Top positive review
Thoughtful, lyrical trip through the not so good world to come
4 October 2019
I wasn’t immediately drawn into the world of this book but it grows on you. Kitty Hawke is the last dweller on Wolfe Island, which is disappearing into the sea of Chesapeake Bay. Her family have lived there for centuries. She is an artist, referring to her assemblages as “makings”. We learn that she left her husband and two teenage children behind on the mainland to return to the island several years before. Her work was discovered by an agent; a documentary was made and she has a reputation as something of a crazy old hermit genius. The book is narrated in her voice as she details events and ruminates on the behaviour of herself and others and on life in general. There is much to think about, because she lives in the trying times of the near future. The sea has risen, the winters are warmer, the wild weather is excessive, and many people from the south (Mexicans) are running north, trying to outpace vigilantes and the law. They are aided by people running an Underground Railroad, as in the days of slavery.

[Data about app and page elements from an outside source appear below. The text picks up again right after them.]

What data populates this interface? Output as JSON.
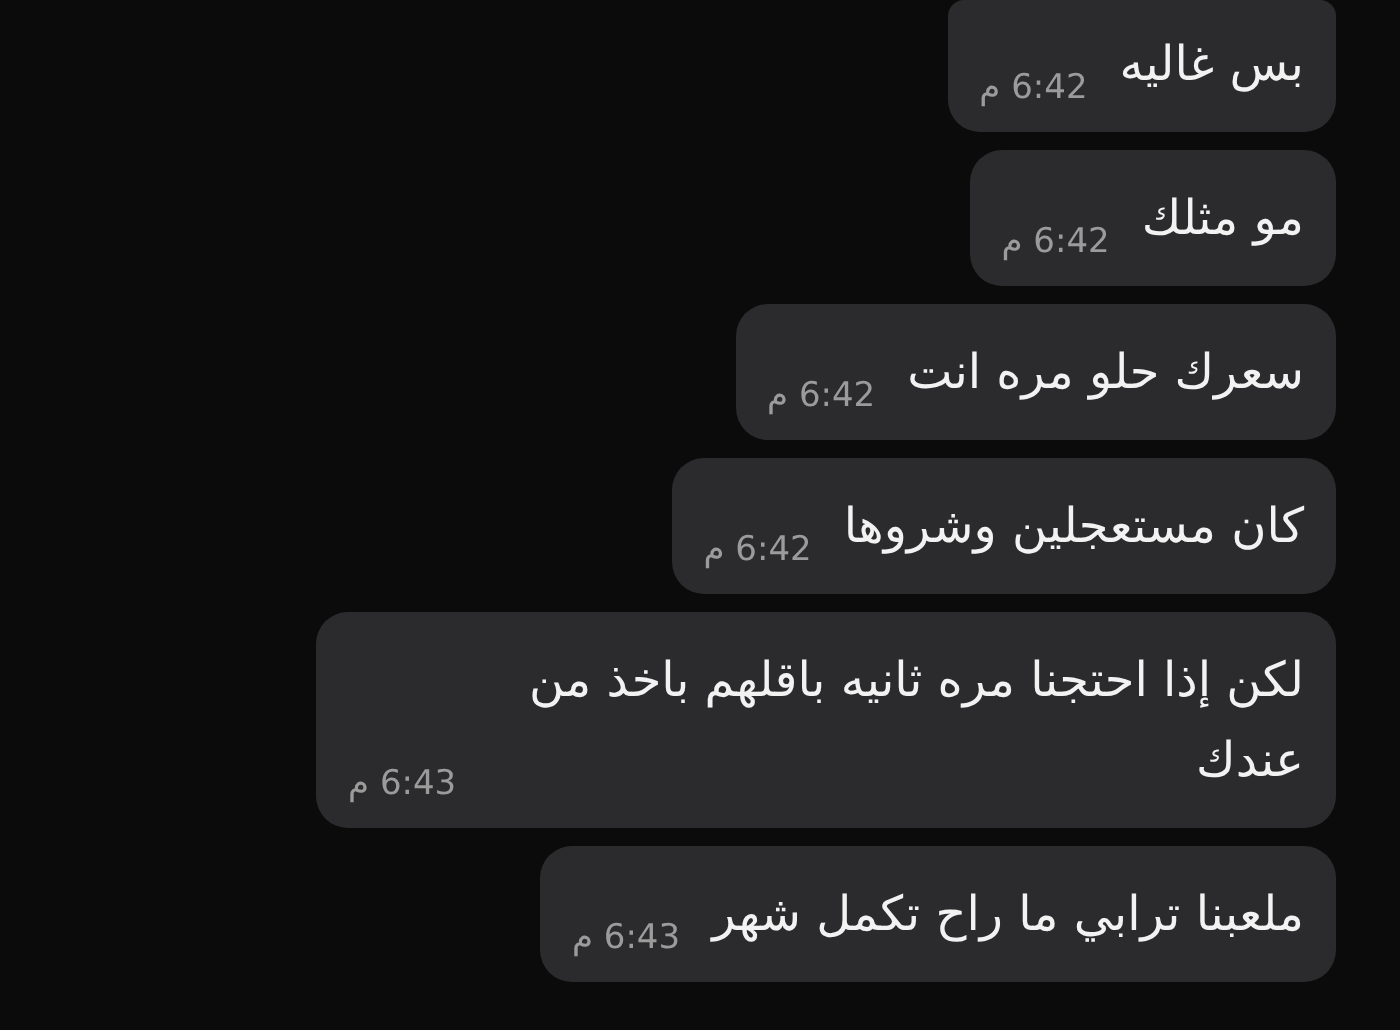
{
  "messages": [
    {
      "text": "بس غاليه",
      "time": "6:42 م"
    },
    {
      "text": "مو مثلك",
      "time": "6:42 م"
    },
    {
      "text": "سعرك حلو مره انت",
      "time": "6:42 م"
    },
    {
      "text": "كان مستعجلين وشروها",
      "time": "6:42 م"
    },
    {
      "text": "لكن إذا احتجنا مره ثانيه باقلهم باخذ من عندك",
      "time": "6:43 م"
    },
    {
      "text": "ملعبنا ترابي ما راح تكمل شهر",
      "time": "6:43 م"
    }
  ]
}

Her 17 yo granddaughter Cat shows up unexpectedly, with boyfriend Josh, 17 yo Luis and his 7 yo sister Alejandra. Cat is fierce and to keep Kitty safe from compromising knowledge, none of them will say much about what has happened or why they are there. Kitty agrees to not mention their presence to her daughter Claudie (Cat’s mother). Cat becomes pregnant and when the baby is imminent, Claudie is summoned and the tension of her relationship with Kitty surfaces. Things take a dive on the island and Kitty decides to go north with the youngsters in a bid to get Luis and Alejandra to safety. It is a perilous journey. All along the coast houses are abandoned as invading salt water does its damage. Naturally, the locals aren’t too friendly. Bad things happen, forcing Kitty to question her actions, which seem to us stoically pragmatic. After saying goodbye to the young ones Kitty - now carless - has to walk back, encountering more danger. The quiet, unshocked way Kitty records all this is absolutely believable. Men will be predatory. She makes it back in one piece and has a reunion of sorts with her husband. However, the island is now unliveable. Cat and her baby can’t come back because of the people smuggling, but Kitty does have a rapprochement with Claudie. Interwoven with these family relationships is the story of what happened with Tobe, Kitty’s other child. Grief is never far away, nor courage.
It’s a quiet, ruminative book despite the horrors of what happens and quite lyrical in parts, especially when describing the sea and the weather. Lucy Treloar has absolutely got into Kitty’s mindset and her depiction of a dystopian near future is quite likely to prove utterly correct.